User-generated content: This is forecast to eclipse branded content soon. From online reviews, to social media posts and blogs, all will have the power to make or break a brand, Nasscom believes. It’s here that “social listening" can help brands know what people think of them.
Companies providing solutions for social listening include Attensity, Brandwatch, Converseon, Crimson Hexagon, NetBase, salesforce.com (Radian6), Sprinklr, Synthesio, Sysomos, Tracx, and Visible Technologies.
Understanding the adoption curve
Digital maturity, of course, is dependent typically on the size of the organization and its vertical. For example, a majority of B2C organizations such as retail, BFSI (banking, financial services and insurance), travel and consumer business are typically high on the digital maturity curve as they seek innovative and new mediums to engage with the end user.
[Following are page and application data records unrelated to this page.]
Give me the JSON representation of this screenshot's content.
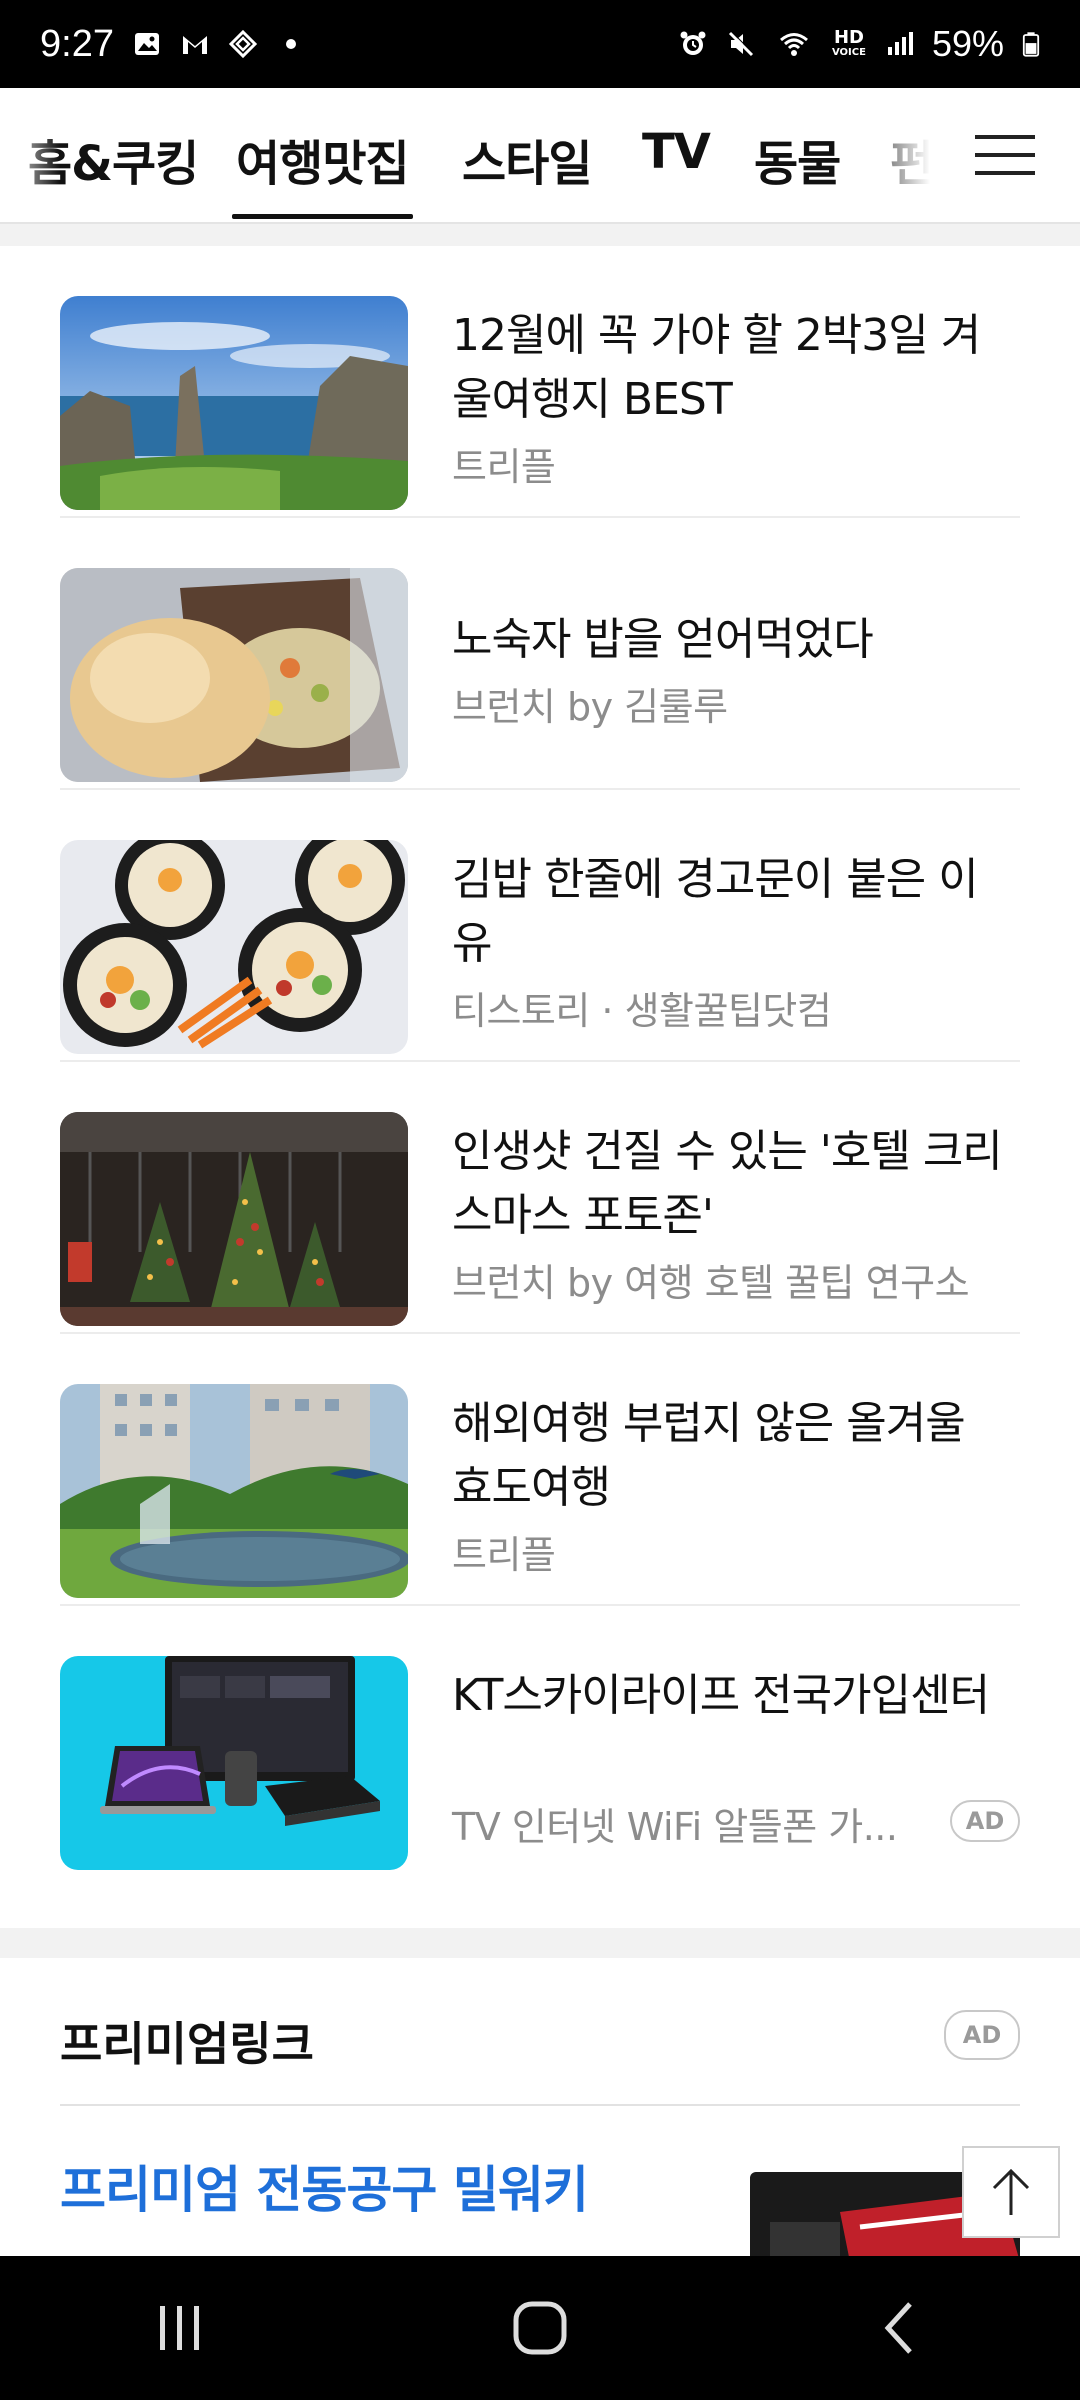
{
  "status_bar": {
    "time": "9:27",
    "hd_label": "HD",
    "voice_label": "VOICE",
    "battery": "59%",
    "icons": [
      "gallery-icon",
      "gmail-icon",
      "app-icon",
      "dot-icon",
      "alarm-icon",
      "mute-icon",
      "wifi-icon",
      "signal-icon",
      "battery-icon"
    ]
  },
  "tabs": [
    {
      "label": "홈&쿠킹"
    },
    {
      "label": "여행맛집",
      "active": true
    },
    {
      "label": "스타일"
    },
    {
      "label": "TV"
    },
    {
      "label": "동물"
    },
    {
      "label": "펀"
    }
  ],
  "articles": [
    {
      "title": "12월에 꼭 가야 할 2박3일 겨울여행지 BEST",
      "source": "트리플",
      "thumb": "coastal-rocks"
    },
    {
      "title": "노숙자 밥을 얻어먹었다",
      "source": "브런치 by 김룰루",
      "thumb": "bread-meal"
    },
    {
      "title": "김밥 한줄에 경고문이 붙은 이유",
      "source": "티스토리 · 생활꿀팁닷컴",
      "thumb": "kimbap"
    },
    {
      "title": "인생샷 건질 수 있는 '호텔 크리스마스 포토존'",
      "source": "브런치 by 여행 호텔 꿀팁 연구소",
      "thumb": "christmas-trees"
    },
    {
      "title": "해외여행 부럽지 않은 올겨울 효도여행",
      "source": "트리플",
      "thumb": "garden"
    },
    {
      "title": "KT스카이라이프 전국가입센터",
      "source": "TV 인터넷 WiFi 알뜰폰 가...",
      "thumb": "devices-ad",
      "ad_label": "AD"
    }
  ],
  "premium": {
    "title": "프리미엄링크",
    "ad_label": "AD",
    "link_text": "프리미엄 전동공구 밀워키"
  },
  "colors": {
    "link_blue": "#1e6fd9",
    "source_gray": "#8c8c8c",
    "ad_thumb_cyan": "#16c8e8"
  }
}
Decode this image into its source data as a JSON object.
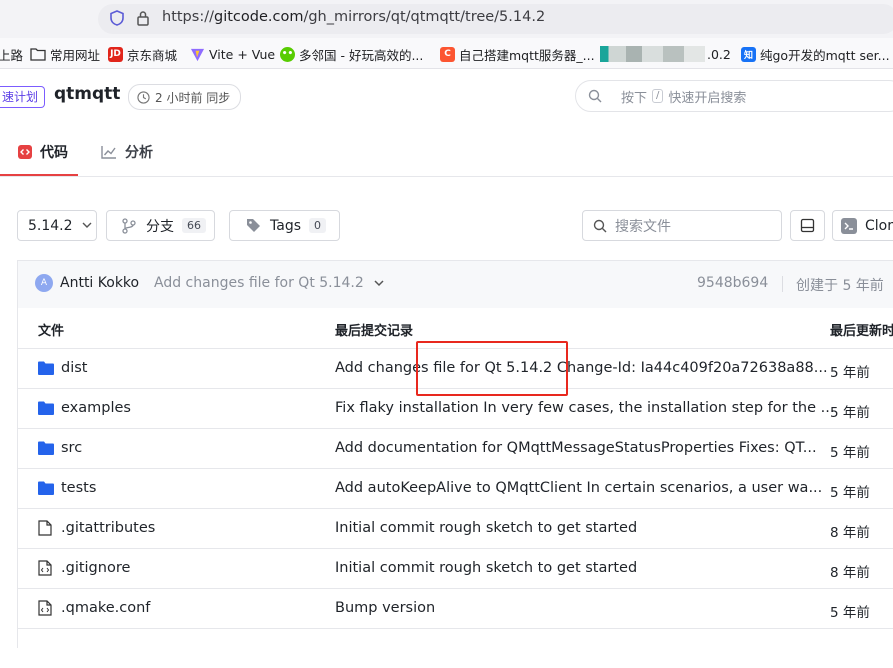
{
  "browser": {
    "url_prefix": "https://",
    "url_host": "gitcode.com",
    "url_path": "/gh_mirrors/qt/qtmqtt/tree/5.14.2"
  },
  "bookmarks": [
    {
      "label": "上路"
    },
    {
      "label": "常用网址"
    },
    {
      "label": "京东商城",
      "icon_text": "JD"
    },
    {
      "label": "Vite + Vue"
    },
    {
      "label": "多邻国 - 好玩高效的..."
    },
    {
      "label": "自己搭建mqtt服务器_...",
      "icon_text": "C"
    },
    {
      "label": ".0.2"
    },
    {
      "label": "纯go开发的mqtt ser...",
      "icon_text": "知"
    }
  ],
  "repo": {
    "speed_tag": "速计划",
    "name": "qtmqtt",
    "sync_label": "2 小时前 同步",
    "search_prefix": "按下",
    "search_key": "/",
    "search_suffix": "快速开启搜索"
  },
  "tabs": [
    {
      "label": "代码",
      "active": true
    },
    {
      "label": "分析",
      "active": false
    }
  ],
  "toolbar": {
    "branch": "5.14.2",
    "branches_label": "分支",
    "branches_count": "66",
    "tags_label": "Tags",
    "tags_count": "0",
    "file_search_placeholder": "搜索文件",
    "clone_label": "Clor"
  },
  "last_commit": {
    "avatar_letter": "A",
    "author": "Antti Kokko",
    "message": "Add changes file for Qt 5.14.2",
    "hash": "9548b694",
    "created": "创建于 5 年前"
  },
  "table": {
    "headers": {
      "file": "文件",
      "commit": "最后提交记录",
      "updated": "最后更新时"
    },
    "rows": [
      {
        "type": "folder",
        "name": "dist",
        "message": "Add changes file for Qt 5.14.2 Change-Id: Ia44c409f20a72638a88...",
        "time": "5 年前"
      },
      {
        "type": "folder",
        "name": "examples",
        "message": "Fix flaky installation In very few cases, the installation step for the ...",
        "time": "5 年前"
      },
      {
        "type": "folder",
        "name": "src",
        "message": "Add documentation for QMqttMessageStatusProperties Fixes: QT...",
        "time": "5 年前"
      },
      {
        "type": "folder",
        "name": "tests",
        "message": "Add autoKeepAlive to QMqttClient In certain scenarios, a user wa...",
        "time": "5 年前"
      },
      {
        "type": "file",
        "name": ".gitattributes",
        "message": "Initial commit rough sketch to get started",
        "time": "8 年前"
      },
      {
        "type": "code",
        "name": ".gitignore",
        "message": "Initial commit rough sketch to get started",
        "time": "8 年前"
      },
      {
        "type": "code",
        "name": ".qmake.conf",
        "message": "Bump version",
        "time": "5 年前"
      }
    ]
  },
  "colors": {
    "folder": "#2463eb",
    "accent_red": "#e64142",
    "highlight_box": "#e8281e"
  }
}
This lends credence to the forecast that by the end of 2017, CMOs are expected to buy more technology than CIOs, both threatening and complementing the role of the latter. The report was released by Nasscom and research firm Offshore Insights Research and Solutions Pvt. Ltd on 27 March 2014.
According to a 29 October 2014 report by Gartner, 18% of the marketing budget was spent to support the customer experience in 2014. The highest marketing technology investment in 2014 was on customer experience, followed by marketing operations and analytics.
In 79% of the companies, marketing has a budget for capital expenditures, primarily for infrastructure and software, according to Gartner. The report added that marketers are managing the profit and loss (P&L) account and generating revenue from digital advertising, digital commerce and sale of data.
About 68% of organizations have a separate digital marketing budget—it averages a quarter of the total marketing budget.
Rise of the CMTO
Going forward, both the marketing function and CMO’s role will keep evolving. CMOs will be expected to fill both technical as well as general management roles, requiring business acumen as well as operations knowledge to fully leverage digital channels effectively.
The CMO’s role will graduate to CMTO, a marketer with considerable knowledge of technology. The CMTO, according to Nasscom, will not only conceptualize but also build solutions and lay down the technical and commercial specifications while working alongside the IT team on vendor selection.
It’s no surprise then that a digital advertising agency like Sapient Nitro launched a CMTO University, which offers an year-long executive MBA-style internal education programme, two years back.
The programme covers a multitude of marketing technology topics, according to Sheldon Monteiro, CTO of SapientNitro. “Today, CIOs and CMOs are in the same buying conversation. Hence, we felt the need to train our senior technologists in the fundamental of marketing," he said.
The CIO’s role, meanwhile, is expected to shift more towards building IT infrastructure, and IT teams will act more like gatekeepers.